Data about app and page elements:
========
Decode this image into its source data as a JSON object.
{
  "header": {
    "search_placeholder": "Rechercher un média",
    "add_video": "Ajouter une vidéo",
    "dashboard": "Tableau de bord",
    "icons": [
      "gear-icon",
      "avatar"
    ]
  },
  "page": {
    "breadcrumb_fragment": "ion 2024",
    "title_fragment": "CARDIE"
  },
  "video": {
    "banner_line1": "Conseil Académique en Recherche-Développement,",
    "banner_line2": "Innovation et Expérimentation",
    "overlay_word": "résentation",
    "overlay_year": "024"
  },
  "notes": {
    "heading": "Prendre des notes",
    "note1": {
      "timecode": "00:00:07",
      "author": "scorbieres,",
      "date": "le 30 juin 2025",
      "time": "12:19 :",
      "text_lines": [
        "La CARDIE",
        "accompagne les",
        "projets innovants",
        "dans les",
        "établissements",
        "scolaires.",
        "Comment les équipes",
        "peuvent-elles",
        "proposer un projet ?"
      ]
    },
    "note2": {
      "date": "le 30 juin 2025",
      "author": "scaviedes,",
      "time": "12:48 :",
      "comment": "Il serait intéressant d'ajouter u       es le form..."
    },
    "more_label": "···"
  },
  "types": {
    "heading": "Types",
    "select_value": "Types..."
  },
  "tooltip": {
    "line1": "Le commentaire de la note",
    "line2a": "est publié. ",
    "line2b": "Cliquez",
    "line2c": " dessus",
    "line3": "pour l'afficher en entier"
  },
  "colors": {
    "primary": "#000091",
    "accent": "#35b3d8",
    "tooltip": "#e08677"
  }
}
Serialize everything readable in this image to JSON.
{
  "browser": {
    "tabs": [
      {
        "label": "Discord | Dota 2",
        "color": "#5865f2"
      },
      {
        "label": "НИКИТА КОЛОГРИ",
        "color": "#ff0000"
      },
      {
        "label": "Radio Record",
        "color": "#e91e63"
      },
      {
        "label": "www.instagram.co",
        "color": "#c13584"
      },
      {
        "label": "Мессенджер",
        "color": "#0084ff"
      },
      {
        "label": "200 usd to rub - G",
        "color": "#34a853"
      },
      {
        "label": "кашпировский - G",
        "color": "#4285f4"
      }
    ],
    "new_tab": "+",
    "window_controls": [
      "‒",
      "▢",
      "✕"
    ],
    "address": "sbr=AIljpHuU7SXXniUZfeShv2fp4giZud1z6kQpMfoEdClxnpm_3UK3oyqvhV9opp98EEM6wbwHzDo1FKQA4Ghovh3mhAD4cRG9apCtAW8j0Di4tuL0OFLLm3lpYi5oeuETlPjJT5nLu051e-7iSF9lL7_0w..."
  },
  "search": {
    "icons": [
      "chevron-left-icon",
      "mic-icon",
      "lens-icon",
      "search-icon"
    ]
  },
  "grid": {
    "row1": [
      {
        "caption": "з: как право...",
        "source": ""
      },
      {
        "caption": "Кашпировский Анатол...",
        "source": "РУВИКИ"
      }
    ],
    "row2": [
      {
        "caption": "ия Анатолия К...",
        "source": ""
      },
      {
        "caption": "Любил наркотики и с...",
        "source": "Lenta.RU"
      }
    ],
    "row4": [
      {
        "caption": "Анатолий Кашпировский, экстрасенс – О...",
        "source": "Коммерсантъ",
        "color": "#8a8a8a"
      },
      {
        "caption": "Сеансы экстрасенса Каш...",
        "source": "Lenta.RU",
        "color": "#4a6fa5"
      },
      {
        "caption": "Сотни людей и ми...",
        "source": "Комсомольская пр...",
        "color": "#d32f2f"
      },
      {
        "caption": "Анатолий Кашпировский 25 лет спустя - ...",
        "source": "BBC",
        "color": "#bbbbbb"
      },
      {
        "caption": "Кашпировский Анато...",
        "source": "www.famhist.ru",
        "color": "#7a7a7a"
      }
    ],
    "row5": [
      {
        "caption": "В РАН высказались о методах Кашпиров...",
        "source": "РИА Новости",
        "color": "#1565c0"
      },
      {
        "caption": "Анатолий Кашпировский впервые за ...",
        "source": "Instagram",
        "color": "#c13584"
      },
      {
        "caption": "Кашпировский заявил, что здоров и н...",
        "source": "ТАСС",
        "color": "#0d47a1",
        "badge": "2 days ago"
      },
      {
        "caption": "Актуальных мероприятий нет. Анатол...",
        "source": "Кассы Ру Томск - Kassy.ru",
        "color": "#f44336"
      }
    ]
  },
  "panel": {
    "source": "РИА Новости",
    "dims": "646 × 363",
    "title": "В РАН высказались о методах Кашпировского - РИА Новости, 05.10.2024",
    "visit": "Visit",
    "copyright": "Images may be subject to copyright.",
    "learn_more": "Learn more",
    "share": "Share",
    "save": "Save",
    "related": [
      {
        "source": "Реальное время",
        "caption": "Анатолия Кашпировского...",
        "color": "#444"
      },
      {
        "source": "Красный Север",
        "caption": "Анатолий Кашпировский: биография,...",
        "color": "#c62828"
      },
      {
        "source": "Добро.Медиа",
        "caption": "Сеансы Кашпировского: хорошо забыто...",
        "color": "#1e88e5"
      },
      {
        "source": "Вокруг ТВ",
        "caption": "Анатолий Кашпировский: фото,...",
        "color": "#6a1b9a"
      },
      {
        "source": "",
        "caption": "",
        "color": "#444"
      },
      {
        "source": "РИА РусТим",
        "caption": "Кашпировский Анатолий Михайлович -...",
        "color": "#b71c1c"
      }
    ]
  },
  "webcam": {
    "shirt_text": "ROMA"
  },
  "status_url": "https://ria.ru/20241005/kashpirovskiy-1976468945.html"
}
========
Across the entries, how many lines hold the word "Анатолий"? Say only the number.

■ **Exercise response**
6